Ashcroft, Bill, Gareth Griffiths, and Helen Tiffin. “Diaspora.” In The Post-Colonial Studies, edited by Ashcroft, Bill, Gareth Griffiths, and Helen Tiffin, 425-427. London: Routledge, 2006.Bottom of Form
Clarke, Bill. “Runa Islam,” Magneta, February 09, 2010, http://mag.magentafoundation.org/4/exhibition-reviews/runa-islam.
Hall, Stuart. “Cultural Identity and Diaspora.” In The Post-colonial Studies Reader, edited by Ashcroft, Bill, Gareth Griffiths, and Helen Tiffin, 435-438. London: Routledge, 2006.
Macey, David. The Penguin Dictionary of Critical Theory. London: Penguin, 2000.
Owen, Janet. “Runa Islam,” Hammer Projects, October 22, 2005, https://hammer.ucla.edu/exhibitions/2005/hammer-projects-runa-islam/.
Tally, Robert Jr. “Preface.” Mapping Home in Contemporary Narratives. By Aleksandra Bida. Toronto: Palgrave Macmillan, 2018.
Wegner, Phillip E. “Spatial Criticism.” In Introducing Criticism at the 21st Century, edited by Julian Wolfreys, 179-201. Edinburgh: Edinburgh University Press, 2002.
About the Author
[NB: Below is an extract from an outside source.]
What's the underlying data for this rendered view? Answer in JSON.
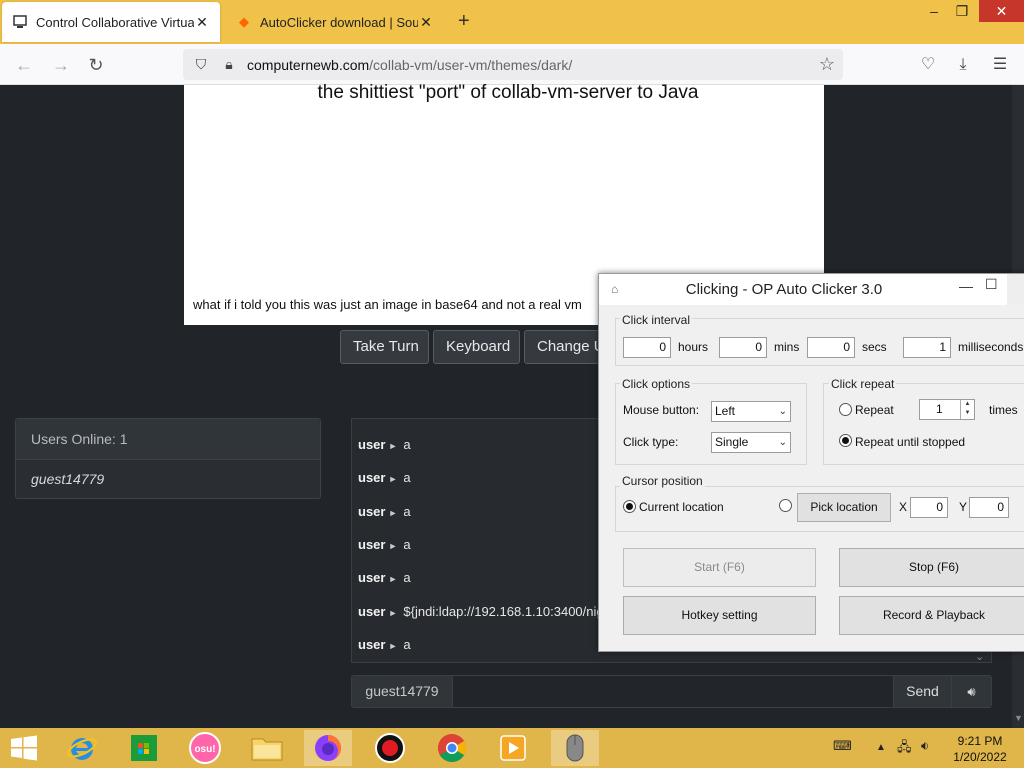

Tanzia Mobarak Monisha is an MA student of Department of English, Jahangirnagar University, Bangladesh who grew up in Dhaka, Bangladesh. She has presented a number of her research works in both home and abroad. She is also a passionate translator and enjoys creative writing and travelling. Her areas of research interest include: comparative literature, cultural studies, postcolonial studies, spatial criticism, gender studies, marginality, subaltern studies, etc.